EUROPE plans to mandate speed limiting devices and other safety devices for all new cars.
The move is part of a wide-ranging introduction of mandatory safety technology that experts are calling a "seatbelt moment" for road safety.
The European Union's provisional agreement will make a range of safety technologies mandatory in all cars by 2022.
They include a data recording system similar to an in-flight black box recorder, driver attention monitoring, lane keeping assistance and automated emergency braking.
The most controversial, though, is "Intelligent speed Adaptation" which not only informs drivers of the current speed limit, but stops them from going any faster.
European Union industry commissioner Elzbieta Bienkowska said 25,000 people died on European roads each year.
"The vast majority of these accidents are caused by human error," she said.
"We can and must act to change this.
"With the new advanced safety features that will become mandatory, we can have the same kind of impact as when the safety belts were first introduced."
Antonio Avenoso, executive director of the European Transport Safety Council agreed that technology such as ISA and in-car data recorders as represented "a historic day for road safety".
"There have only been a handful of moments in the last fifty years which could be described as big leaps forward for road safety in Europe," he said.
"The mandatory introduction of the seat belt was one, and the first EU minimum crash safety standards, agreed in 1998 was another.
"If last night's agreement is given the formal green light, it will represent another of those moments, preventing 25,000 deaths within 15 years of coming into force.
Polish legislator Róża Gräfin von Thun und Hohenstein, who helped pass the laws, told Forbes the debate had been "emotional".
"Here we're dealing with human lives, in the most direct sense of the word," she said.
"Drivers always worry about freedoms being taken away, they did also with seat belts."
Critics say the changes are nanny-like.
British Automobile Association spokesman Edmund Kind told This Is Money ISA could make roads less safe, as drivers may pay less attention to their surroundings.
Cars will initially allow drivers to speed, either by deactivating the system or pressing hard on the throttle - elements which may be removed as drivers become familiar with the technology.
Reaction to ISA has been mixed, with some enthusiasts suggesting it could eventually lead to the end of performance cars.
As cyclist lobby group Safe Cycling Australia put it, "that new Ferrari is getting wiped off the bucket list".
Others point out that EU governments will have to rework their budgets to account for a sharp reduction in revenue from speeding fines.

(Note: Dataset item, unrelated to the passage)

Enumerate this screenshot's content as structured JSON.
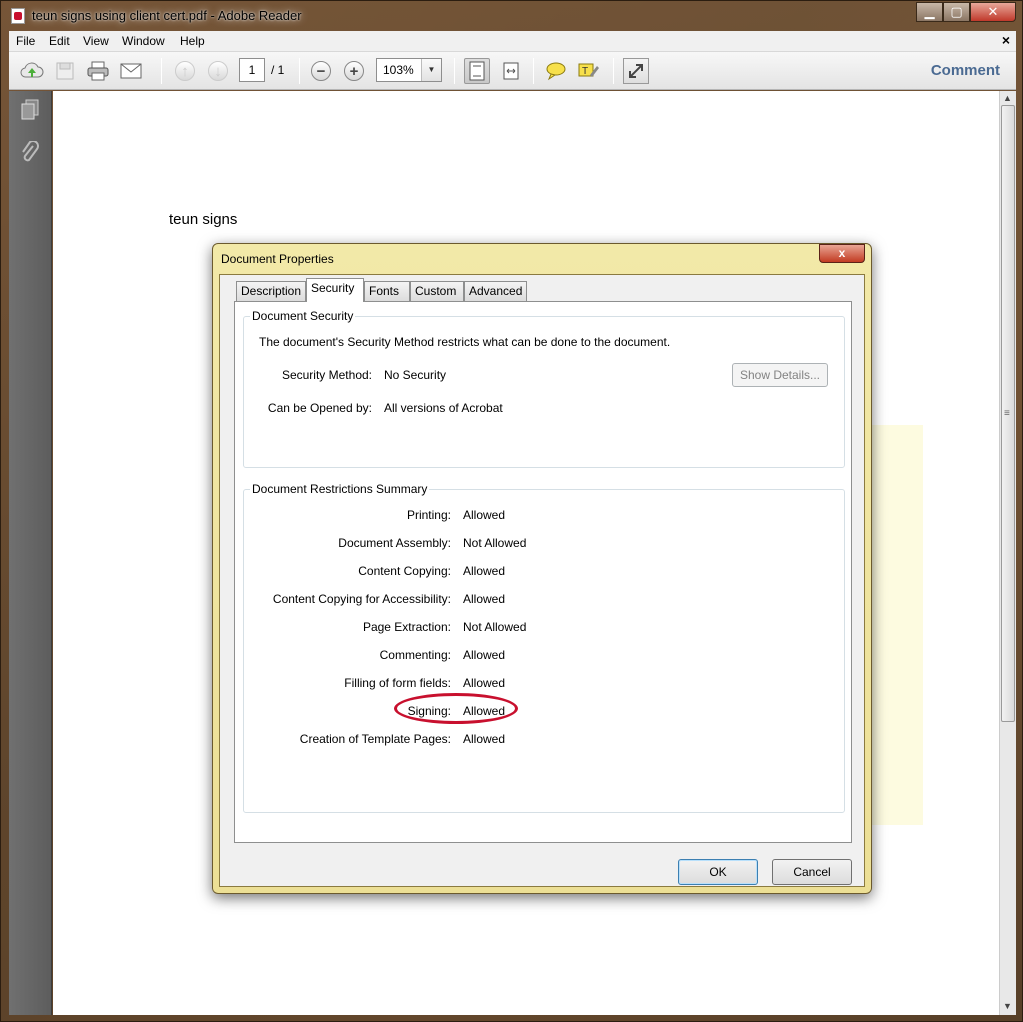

The technology is likely to come to Australia in one way or another, as our cars feature the same safety tech as European models. Important parts of the car are essentially identical under the type approval process which allows Volkswagen to sell the same Golf in Europe, the UK, Australia and beyond.